In addition, intermarriage prices seem to have increased considerably in present years, though they are reasonably stable because the mid-1990s. Searching simply at non-Orthodox Jews that have gotten married since 2000, 28percent have Jewish spouse and completely 72% are intermarried.

Additionally, intermarriage is much more frequent among Jewish imeetzu kaydol respondents that are on their own the young young ones of intermarriage. Among married Jews who report that only 1 of the moms and dads ended up being Jewish, simply 17% are hitched up to A jewish partner. By comparison, among married Jews who state each of these moms and dads were Jewish, 63% have Jewish partner.

Among Jews, the adult offspring of intermarriages will also be greatly predisposed than individuals with two Jewish moms and dads to explain by by by themselves religiously as atheist, agnostic or simply “nothing in particular.” This is actually the full instance among all present generations of U.S. Jews.

As an example, among Jewish seniors who’d two Jewish moms and dads, 88% state their faith is Jewish; ergo, we categorize them as “Jews by faith.” But among middle-agers who’d one Jewish moms and dad, 53% describe themselves as atheist, agnostic or having no specific faith, also though in addition they state they start thinking about by themselves Jewish or partially Jewish apart from faith; they’ve been classified as “Jews of no faith” when you look at the dining table. Far less Jewish middle-agers who’d two parents that are jewish12%) are Jews of no faith today.

A comparable pattern is seen among Jewish Millennials: 51% of Millennials who’ve one Jewish moms and dad are Jews of no faith, in contrast to simply 15% of Millennials that has two Jewish parents.

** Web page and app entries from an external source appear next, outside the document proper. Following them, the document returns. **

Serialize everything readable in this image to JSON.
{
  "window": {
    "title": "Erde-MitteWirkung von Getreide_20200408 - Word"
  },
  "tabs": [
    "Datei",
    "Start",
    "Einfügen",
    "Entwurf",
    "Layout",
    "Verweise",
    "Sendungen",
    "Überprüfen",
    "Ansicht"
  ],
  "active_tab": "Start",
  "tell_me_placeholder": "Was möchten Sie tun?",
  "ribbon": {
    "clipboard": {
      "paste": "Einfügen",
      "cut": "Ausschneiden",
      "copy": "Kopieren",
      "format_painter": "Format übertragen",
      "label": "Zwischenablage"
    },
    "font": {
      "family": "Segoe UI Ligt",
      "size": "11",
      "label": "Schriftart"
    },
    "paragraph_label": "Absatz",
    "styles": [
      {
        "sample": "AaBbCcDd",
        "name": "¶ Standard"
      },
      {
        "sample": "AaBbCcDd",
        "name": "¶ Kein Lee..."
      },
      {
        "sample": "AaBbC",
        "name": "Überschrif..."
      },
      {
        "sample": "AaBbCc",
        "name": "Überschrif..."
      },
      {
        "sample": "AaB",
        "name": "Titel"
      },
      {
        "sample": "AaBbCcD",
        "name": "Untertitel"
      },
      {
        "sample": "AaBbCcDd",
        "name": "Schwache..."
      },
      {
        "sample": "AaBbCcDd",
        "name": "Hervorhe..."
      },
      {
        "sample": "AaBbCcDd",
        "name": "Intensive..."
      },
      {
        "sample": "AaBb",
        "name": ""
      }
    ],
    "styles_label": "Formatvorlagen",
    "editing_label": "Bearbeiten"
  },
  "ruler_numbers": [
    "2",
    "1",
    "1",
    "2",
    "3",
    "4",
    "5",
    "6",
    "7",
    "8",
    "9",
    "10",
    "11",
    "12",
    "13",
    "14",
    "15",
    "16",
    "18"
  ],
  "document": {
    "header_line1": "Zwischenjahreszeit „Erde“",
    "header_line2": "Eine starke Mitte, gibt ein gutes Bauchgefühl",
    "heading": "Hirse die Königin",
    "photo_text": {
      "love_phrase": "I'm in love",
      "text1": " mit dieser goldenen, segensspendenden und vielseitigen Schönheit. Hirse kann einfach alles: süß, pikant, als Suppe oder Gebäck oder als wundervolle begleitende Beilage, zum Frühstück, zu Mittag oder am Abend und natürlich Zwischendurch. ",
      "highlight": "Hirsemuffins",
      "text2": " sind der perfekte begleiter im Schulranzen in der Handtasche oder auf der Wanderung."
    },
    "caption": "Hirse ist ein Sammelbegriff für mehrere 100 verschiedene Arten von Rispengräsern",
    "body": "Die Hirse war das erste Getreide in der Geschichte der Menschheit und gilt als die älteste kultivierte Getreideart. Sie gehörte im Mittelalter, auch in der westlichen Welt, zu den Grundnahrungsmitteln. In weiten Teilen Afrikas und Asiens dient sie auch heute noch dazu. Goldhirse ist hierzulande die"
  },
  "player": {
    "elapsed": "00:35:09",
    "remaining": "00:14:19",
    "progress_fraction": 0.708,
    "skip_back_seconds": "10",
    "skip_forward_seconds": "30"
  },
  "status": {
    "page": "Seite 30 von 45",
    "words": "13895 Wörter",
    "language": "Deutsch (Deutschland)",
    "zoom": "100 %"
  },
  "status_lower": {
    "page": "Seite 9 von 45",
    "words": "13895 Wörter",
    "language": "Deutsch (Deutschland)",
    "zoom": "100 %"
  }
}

Summing this up, it seems that the share of Jews of no religion is similar – and relatively low – among current generations of Jews with two Jewish moms and dads.

However it is also essential to remember that the portion of Jewish grownups who will be the offspring of intermarriages is apparently increasing. Just 6% of Jews from the Silent Generation say that they had one parent that is jewish in contrast to 18percent of Jewish seniors, 24% of Generation X and almost half (48%) of Jewish Millennials. The end result is the fact that you will find much more Jews of no faith among more youthful generations of Jews than among past generations, because shown within the study report.

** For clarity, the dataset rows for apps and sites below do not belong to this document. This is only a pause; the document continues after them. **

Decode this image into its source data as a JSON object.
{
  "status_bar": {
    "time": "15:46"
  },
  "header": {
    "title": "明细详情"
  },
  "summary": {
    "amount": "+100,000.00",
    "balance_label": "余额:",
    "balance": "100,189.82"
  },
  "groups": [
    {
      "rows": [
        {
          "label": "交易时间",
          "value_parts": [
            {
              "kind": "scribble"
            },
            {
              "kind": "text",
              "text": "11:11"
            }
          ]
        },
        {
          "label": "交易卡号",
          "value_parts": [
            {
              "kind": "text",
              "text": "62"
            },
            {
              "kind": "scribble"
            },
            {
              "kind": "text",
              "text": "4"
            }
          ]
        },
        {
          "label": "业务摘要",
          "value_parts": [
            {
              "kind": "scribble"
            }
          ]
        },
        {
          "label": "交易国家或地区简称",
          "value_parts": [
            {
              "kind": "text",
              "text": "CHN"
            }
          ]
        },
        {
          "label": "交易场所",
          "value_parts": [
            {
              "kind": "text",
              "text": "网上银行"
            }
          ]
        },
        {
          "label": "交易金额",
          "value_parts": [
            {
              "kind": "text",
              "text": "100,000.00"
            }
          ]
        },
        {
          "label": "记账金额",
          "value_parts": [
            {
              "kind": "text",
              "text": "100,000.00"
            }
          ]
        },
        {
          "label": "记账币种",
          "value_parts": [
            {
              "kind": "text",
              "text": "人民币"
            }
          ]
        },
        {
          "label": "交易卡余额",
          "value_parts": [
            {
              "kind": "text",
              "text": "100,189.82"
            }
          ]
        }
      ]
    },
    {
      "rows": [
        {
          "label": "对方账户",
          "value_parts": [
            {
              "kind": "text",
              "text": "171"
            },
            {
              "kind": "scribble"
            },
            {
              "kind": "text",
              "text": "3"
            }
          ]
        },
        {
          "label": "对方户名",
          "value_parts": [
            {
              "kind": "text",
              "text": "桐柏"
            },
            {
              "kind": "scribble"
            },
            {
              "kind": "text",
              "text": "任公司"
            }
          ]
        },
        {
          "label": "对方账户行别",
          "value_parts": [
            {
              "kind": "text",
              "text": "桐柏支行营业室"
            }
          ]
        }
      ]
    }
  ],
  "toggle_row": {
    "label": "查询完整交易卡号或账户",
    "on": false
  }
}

We see that the Jewish retention rate of people raised in intermarried families appears to be rising when we look at all adults who have just one Jewish parent – including both those who identify as Jewish and those who do not. That is, among all grownups (both Jewish and non-Jewish) who state that they had one Jewish moms and dad plus one non-Jewish moms and dad, more youthful generations tend to be more most likely than older generations become Jewish today.

For instance, among U.S. adults many years 65 and older who’d one Jewish moms and dad, 25percent are Jewish today (including 7% who’re Jews by faith and 18% that are Jews of no faith), while 75% aren’t Jewish (and thus they currently identify having a faith except that Judaism or which they try not to start thinking about by themselves Jewish at all, either by religion or else). Among adults younger than 30 who possess one Jewish moms and dad, in comparison, 59% are Jewish today, including 29% who’re Jews by faith and 30% that are Jews of no faith.

Finally, this has usually been thought that Jewish women can be less likely to want to intermarry than are Jewish males. As Bruce Phillips, a sociologist at Hebrew Union university in Los Angeles, has written: “In American popular tradition, intermarriage happens to be the domain of Jewish men. Beginning with ‘Abbie’s Irish Rose’ and ‘The Jazz Singer’ after the change for the century through ‘Bridget Loves Bernie’ therefore the ‘Heartbreak Kid’ during the early 1970s to ‘Mad About You’ within the 1990s, the plot is approximately a Jewish married guy in deep love with a stereotypical non-Jewish woman.”

But our study discovers that Jewish women can be slightly more prone to be intermarried than Jewish males. On the list of married Jewish women surveyed, 47% state they usually have a spouse that is non-jewish. One of the married Jewish males, 41% state they’ve a non-jewish partner.